Extract every line below that contains the word "true".

- Opening Delimiter -

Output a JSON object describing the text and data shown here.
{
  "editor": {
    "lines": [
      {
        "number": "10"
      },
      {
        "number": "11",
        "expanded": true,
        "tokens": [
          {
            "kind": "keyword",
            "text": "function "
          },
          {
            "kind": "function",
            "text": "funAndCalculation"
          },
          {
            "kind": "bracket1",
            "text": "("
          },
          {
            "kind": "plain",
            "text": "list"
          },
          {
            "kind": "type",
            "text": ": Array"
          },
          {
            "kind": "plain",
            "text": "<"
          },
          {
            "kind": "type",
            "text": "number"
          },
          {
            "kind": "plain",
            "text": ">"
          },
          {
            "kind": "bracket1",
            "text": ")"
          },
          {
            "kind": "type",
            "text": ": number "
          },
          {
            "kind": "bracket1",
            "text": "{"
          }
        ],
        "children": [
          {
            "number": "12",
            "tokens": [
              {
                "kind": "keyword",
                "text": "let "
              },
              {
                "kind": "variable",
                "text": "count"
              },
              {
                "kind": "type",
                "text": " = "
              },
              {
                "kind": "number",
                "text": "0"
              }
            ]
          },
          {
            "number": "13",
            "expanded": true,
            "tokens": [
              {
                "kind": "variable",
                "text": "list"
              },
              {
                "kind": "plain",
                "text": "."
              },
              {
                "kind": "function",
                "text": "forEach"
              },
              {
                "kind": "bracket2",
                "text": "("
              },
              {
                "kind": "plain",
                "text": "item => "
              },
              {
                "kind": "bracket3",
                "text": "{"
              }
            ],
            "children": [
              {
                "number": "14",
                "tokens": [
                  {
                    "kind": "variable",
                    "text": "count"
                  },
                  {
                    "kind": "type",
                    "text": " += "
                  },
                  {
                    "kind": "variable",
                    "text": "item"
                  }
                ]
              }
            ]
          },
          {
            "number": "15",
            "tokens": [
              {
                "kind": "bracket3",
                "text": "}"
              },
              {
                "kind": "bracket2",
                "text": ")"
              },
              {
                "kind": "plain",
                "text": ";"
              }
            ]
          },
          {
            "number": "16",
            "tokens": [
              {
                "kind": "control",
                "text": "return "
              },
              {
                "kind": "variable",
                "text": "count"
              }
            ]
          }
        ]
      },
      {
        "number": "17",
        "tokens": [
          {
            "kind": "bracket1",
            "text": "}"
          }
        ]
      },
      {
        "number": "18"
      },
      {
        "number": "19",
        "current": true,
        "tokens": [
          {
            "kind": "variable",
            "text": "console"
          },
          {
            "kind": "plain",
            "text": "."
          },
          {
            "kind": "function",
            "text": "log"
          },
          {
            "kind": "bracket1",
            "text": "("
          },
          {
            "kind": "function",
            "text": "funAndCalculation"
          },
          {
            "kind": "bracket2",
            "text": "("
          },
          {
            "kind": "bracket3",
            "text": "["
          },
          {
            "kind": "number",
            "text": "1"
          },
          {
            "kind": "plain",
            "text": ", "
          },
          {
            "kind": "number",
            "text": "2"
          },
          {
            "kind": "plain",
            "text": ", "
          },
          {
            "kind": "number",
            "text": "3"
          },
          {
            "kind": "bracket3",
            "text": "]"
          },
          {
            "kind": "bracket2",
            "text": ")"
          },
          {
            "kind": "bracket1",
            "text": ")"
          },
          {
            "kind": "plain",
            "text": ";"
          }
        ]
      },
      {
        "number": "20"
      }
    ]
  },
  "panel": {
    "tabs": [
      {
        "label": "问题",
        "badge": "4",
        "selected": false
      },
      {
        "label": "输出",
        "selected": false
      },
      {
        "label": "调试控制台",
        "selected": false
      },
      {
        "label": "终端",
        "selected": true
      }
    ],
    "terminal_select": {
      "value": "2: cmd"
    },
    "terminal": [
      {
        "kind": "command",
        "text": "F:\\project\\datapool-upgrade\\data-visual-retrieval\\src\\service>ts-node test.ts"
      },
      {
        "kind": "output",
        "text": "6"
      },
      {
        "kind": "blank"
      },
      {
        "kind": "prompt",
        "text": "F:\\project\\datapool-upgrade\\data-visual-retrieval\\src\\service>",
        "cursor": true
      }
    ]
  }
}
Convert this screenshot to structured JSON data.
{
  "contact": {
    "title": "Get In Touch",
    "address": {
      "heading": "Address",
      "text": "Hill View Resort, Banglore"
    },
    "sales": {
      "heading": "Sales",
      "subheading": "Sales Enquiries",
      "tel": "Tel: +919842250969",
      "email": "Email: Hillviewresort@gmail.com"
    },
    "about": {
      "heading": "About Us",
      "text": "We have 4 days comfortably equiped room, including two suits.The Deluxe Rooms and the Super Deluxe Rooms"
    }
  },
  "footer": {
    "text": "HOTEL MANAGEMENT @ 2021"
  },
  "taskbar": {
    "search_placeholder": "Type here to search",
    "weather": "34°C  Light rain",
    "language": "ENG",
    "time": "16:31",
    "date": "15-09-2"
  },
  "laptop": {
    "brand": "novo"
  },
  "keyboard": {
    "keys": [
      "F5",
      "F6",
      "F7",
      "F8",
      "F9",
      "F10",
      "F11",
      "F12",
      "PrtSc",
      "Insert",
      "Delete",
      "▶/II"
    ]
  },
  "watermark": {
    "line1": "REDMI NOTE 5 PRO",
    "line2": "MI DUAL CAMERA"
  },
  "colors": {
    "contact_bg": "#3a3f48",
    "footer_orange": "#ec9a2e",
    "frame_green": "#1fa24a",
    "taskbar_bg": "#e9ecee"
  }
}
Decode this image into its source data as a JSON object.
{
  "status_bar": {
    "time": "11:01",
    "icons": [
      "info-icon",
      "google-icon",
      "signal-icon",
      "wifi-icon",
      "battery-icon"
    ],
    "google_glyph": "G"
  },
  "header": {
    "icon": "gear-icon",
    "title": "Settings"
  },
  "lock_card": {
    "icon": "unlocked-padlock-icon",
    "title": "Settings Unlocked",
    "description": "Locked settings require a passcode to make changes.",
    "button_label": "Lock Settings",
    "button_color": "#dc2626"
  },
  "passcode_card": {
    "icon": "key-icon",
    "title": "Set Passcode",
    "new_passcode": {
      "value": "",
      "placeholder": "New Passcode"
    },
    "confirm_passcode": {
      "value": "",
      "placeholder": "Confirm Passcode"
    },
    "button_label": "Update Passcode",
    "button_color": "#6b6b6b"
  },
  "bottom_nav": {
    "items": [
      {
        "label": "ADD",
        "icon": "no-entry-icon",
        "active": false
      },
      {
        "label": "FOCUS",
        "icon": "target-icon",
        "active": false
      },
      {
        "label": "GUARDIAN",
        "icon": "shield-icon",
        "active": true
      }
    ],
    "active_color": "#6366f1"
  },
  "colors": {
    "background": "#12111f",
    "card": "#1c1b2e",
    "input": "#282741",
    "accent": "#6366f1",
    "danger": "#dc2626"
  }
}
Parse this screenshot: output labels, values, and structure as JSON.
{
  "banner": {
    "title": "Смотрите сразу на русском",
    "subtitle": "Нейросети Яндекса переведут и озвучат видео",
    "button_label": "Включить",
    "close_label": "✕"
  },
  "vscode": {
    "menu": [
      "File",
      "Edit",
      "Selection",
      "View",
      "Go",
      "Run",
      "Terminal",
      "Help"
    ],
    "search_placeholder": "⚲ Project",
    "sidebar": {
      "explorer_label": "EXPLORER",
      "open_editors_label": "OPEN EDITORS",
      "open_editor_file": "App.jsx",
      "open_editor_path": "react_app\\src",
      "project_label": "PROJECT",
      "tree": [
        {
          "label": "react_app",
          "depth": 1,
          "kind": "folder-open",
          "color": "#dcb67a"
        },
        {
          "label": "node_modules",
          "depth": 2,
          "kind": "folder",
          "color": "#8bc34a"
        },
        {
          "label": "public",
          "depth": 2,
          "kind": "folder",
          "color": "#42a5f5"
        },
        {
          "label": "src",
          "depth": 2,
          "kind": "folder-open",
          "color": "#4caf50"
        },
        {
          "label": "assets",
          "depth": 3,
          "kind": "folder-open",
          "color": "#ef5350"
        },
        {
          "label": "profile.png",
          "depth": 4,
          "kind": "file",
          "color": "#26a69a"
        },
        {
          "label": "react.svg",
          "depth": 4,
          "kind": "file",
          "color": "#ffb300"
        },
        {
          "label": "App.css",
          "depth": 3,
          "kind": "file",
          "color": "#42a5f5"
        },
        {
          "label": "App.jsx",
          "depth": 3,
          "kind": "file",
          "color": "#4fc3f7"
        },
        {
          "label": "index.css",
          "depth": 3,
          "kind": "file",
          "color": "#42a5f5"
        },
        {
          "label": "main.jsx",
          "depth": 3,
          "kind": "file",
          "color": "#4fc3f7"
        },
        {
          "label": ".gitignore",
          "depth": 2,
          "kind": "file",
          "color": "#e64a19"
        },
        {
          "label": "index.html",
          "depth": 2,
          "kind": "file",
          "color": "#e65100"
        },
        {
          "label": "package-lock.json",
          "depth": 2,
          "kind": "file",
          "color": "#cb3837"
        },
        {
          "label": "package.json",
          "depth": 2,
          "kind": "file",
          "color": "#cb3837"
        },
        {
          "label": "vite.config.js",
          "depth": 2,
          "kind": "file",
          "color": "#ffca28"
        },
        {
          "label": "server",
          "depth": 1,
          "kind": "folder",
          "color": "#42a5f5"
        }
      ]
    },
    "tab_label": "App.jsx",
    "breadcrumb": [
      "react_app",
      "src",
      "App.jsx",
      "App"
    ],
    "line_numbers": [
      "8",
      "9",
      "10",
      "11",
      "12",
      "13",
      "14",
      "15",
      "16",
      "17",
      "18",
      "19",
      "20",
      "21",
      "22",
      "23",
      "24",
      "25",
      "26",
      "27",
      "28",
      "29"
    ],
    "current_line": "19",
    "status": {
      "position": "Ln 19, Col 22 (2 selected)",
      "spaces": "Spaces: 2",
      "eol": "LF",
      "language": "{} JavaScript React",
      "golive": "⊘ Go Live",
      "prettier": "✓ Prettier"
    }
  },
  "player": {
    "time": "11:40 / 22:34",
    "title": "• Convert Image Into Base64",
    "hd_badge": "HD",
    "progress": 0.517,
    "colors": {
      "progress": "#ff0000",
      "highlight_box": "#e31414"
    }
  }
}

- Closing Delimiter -

▶ **SOLUTION FOR THIS EXERCISE**
        "expanded": true,
            "expanded": true,
        "current": true,
        "selected": true
        "cursor": true
        "active": true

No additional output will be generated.